After the ISIS Flag Falls: The Future of Mosul and Iraq. On June 27, The Heritage Foundation held an event to discuss a post-Islamic State Iraq. Multiple panelists joined the event to discuss the topic, including Representative Adam Kinzinger (R-Illinois); Nancy Lindborg of the United States Institute of Peace (USIP); James Phillips, research fellow for The Heritage Foundation; Sarhang Hamasaeed, director of Middle East Programs for USIP; and Colonel Michael Kershaw, former US Army commander of forces stationed at Mahmoudiya, Iraq.

The liberation of occupied areas and destruction of ISIL will not end the crisis facing Iraq, the experts agreed. The panelists agreed that the United States should invest in “soft power” resources, such as education for the youth, and introduce a peace-focused approach to conflict resolution in order to help mend a divided Iraq. Nongovernmental and semigovernmental organizations, such as USIP, provide a useful framework for helping conflicting groups reach lasting peace together. Additionally, NGOs are imperative to the future of Iraq because they host negotiations and assist in reforming tribal law, helping to prevent future violence and retaliation. The speakers and panelists concluded that greater utilization of peaceful means to end political and religious divides, as well as strong economic development in newly liberated areas, are the most sustainable solutions for unifying a sectarian Iraq.


The Power of the President to Shape US Relations in the Middle East and North Africa. On June 29, the Brookings Institution held a panel discussion to assess how much power the president truly has in shaping US relations with the Middle East and North Africa. The panel included Adel Abdel Ghafar, visiting fellow from Brookings Doha Center; John Hudak, deputy director of the Center for Effective Public Management; and Shibley Telhami, nonresident fellow at the Brookings Institution’s Center for Middle East Policy.

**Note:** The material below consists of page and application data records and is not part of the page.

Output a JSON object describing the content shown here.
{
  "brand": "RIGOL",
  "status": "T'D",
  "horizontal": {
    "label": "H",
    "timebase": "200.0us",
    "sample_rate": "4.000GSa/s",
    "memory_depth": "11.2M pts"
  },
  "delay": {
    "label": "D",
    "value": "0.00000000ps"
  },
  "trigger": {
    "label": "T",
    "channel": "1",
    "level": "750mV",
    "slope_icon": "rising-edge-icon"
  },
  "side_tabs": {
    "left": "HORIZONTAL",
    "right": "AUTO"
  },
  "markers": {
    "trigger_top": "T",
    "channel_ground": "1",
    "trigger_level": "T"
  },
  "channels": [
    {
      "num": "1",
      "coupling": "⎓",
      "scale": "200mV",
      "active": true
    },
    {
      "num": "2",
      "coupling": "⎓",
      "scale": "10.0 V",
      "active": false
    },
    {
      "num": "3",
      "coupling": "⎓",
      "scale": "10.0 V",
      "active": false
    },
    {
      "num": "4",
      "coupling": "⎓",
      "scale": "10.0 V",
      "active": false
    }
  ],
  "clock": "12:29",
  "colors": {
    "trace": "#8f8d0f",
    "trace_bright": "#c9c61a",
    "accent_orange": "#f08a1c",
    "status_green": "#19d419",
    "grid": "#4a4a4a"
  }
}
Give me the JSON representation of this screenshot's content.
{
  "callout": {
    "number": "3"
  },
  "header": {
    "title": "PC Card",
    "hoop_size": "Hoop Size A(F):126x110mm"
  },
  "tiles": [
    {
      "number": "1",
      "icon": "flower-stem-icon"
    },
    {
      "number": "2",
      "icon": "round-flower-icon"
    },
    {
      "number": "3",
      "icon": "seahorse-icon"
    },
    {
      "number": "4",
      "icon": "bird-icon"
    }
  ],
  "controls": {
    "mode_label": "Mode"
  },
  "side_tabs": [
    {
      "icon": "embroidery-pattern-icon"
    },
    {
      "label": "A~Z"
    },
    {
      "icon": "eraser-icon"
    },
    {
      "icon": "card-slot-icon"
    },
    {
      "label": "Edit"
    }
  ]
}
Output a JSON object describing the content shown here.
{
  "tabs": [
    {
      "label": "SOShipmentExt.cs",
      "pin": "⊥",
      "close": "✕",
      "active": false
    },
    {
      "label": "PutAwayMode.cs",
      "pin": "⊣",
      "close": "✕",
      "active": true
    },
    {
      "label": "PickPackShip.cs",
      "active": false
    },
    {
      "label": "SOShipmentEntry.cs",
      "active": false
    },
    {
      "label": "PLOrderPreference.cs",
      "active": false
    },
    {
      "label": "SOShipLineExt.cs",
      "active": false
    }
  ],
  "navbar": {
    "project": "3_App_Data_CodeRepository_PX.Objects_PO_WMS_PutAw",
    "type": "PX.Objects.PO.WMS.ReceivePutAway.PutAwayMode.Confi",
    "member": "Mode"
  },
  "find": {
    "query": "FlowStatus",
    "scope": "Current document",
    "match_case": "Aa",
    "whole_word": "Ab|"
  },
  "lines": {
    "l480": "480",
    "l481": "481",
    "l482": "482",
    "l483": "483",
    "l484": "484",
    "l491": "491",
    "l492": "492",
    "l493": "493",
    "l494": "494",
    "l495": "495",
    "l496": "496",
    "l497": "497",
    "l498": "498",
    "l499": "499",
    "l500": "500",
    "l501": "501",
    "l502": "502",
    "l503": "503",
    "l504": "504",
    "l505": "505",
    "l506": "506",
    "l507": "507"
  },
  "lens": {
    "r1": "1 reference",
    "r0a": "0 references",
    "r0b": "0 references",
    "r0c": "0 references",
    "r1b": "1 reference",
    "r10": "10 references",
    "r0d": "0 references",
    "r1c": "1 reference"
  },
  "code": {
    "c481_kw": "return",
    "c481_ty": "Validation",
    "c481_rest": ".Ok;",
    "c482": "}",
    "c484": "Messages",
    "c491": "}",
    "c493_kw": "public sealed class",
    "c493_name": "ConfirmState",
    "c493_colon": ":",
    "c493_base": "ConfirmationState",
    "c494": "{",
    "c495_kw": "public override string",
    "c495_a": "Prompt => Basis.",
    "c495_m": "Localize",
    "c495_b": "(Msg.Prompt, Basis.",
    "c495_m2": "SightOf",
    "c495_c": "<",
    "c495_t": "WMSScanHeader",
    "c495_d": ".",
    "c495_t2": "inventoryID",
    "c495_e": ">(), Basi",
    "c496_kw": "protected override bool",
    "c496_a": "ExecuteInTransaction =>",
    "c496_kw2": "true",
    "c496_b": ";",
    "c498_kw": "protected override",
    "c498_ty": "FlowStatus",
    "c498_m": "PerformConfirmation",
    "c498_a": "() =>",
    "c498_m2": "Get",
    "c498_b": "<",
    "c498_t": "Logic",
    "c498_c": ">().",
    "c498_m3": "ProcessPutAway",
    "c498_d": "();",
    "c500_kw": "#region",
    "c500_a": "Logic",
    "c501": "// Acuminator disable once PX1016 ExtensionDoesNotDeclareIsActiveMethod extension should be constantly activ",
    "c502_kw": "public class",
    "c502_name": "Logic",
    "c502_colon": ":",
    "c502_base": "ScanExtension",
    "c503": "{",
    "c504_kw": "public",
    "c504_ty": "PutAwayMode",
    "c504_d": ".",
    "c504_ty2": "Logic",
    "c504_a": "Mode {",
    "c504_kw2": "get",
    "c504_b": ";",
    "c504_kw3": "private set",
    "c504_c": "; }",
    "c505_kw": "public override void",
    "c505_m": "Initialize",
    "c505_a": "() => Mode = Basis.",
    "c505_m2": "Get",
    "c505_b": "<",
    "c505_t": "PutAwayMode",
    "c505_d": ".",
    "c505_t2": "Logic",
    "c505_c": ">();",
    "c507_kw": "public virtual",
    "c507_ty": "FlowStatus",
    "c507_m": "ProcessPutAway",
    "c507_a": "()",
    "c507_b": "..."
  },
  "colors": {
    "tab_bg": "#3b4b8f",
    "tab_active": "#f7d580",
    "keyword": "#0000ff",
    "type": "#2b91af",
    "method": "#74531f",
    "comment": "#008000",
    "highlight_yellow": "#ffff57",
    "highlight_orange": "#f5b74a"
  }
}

Telhami argued that the more the president tries to secure independence from the national security structure, the more vulnerable he will be to manipulation by foreign powers. The panelists agreed that there must be a differentiation between the president’s personal priorities and the country’s national security priorities. If a president’s personal beliefs are not conceptually tied to a national security priority, the resulting policy is much more likely to fail or the president risks being manipulated by his foreign counterparts. Further, foreign leaders will attempt to play into the domestic priorities of a president to gain favor and drive policy. The panelists concluded that a divided United States cannot rally around certain issues and this will only serve to further disrupt the new administration’s foreign policy agenda. Hudak suggested that the Qatar crisis is simply a test from Saudi Arabia and the United Arab Emirates to see how far the new US administration can be pushed.